Germany, alongside France, is at the forefront of these initiatives, seeking to transform the EU into a credible defense actor. Should Berlin return to the negotiating table – or, even more cumbersome, domestic campaigning – it will lack the necessary bandwidth over the short-term to move these efforts forward. Over the long-term, depending on the result, it could suck up Germany’s political capital to pursue, and implement, its current plans for the future of European defense policy. With Germany muted from the debate and Europe waiting, the onus will fall upon France and leave Paris as the undisputed trailblazer of European defense policy within the EU itself. For PESCO, in particular, this dynamic could reorient its focus from Berlin’s preference for “inclusivity” to France’s original proposal for “ambition.” Such a transformation could have a significant impact on member states’ approach to PESCO, let alone their willingness to participate.
The next few weeks and months will be an important time for Germany not just domestically, but internationally as well. Berlin’s leadership in the EU is critical, and its role in shaping European defense policy should not be overlooked. Perennial topics such as the economy, industry, and security, as well as the newly-identified red lines of health, migration, and pensions would resurface during potential negotiations, not to mention Schulz’s recent call for a United States of Europe by 2025. However, a reprisal of the grand coalition, or a form of minority government, would also influence the future of European defense policy. NATO’s two percent target, the removal of U.S. nuclear weapons from Germany, and the momentum of European defense will be three key issues to watch.

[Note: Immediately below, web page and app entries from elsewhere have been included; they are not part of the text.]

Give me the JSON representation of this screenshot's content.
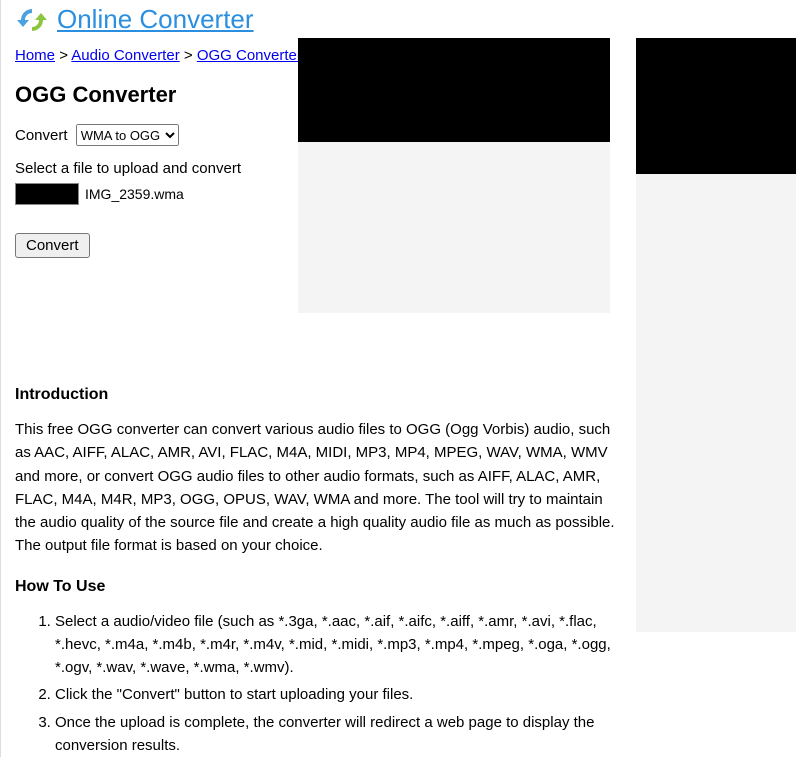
{
  "header": {
    "site_title": "Online Converter"
  },
  "breadcrumb": {
    "items": [
      "Home",
      "Audio Converter",
      "OGG Converter"
    ],
    "sep": ">"
  },
  "page_title": "OGG Converter",
  "form": {
    "convert_label": "Convert",
    "format_selected": "WMA to OGG",
    "select_file_label": "Select a file to upload and convert",
    "file_name": "IMG_2359.wma",
    "convert_button": "Convert"
  },
  "sections": {
    "intro_heading": "Introduction",
    "intro_body": "This free OGG converter can convert various audio files to OGG (Ogg Vorbis) audio, such as AAC, AIFF, ALAC, AMR, AVI, FLAC, M4A, MIDI, MP3, MP4, MPEG, WAV, WMA, WMV and more, or convert OGG audio files to other audio formats, such as AIFF, ALAC, AMR, FLAC, M4A, M4R, MP3, OGG, OPUS, WAV, WMA and more. The tool will try to maintain the audio quality of the source file and create a high quality audio file as much as possible. The output file format is based on your choice.",
    "howto_heading": "How To Use",
    "howto_steps": [
      "Select a audio/video file (such as *.3ga, *.aac, *.aif, *.aifc, *.aiff, *.amr, *.avi, *.flac, *.hevc, *.m4a, *.m4b, *.m4r, *.m4v, *.mid, *.midi, *.mp3, *.mp4, *.mpeg, *.oga, *.ogg, *.ogv, *.wav, *.wave, *.wma, *.wmv).",
      "Click the \"Convert\" button to start uploading your files.",
      "Once the upload is complete, the converter will redirect a web page to display the conversion results."
    ]
  }
}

Michelle Shevin-Coetzee is a Research Assistant at the Center for Strategic and Budgetary Assessments in Washington, D.C. She recently participated in the “NATO’s Future in an Unpredictable World” seminar sponsored by Germany’s Youth Atlantic Treaty Association (YATA). The views and opinions expressed in this article are hers alone.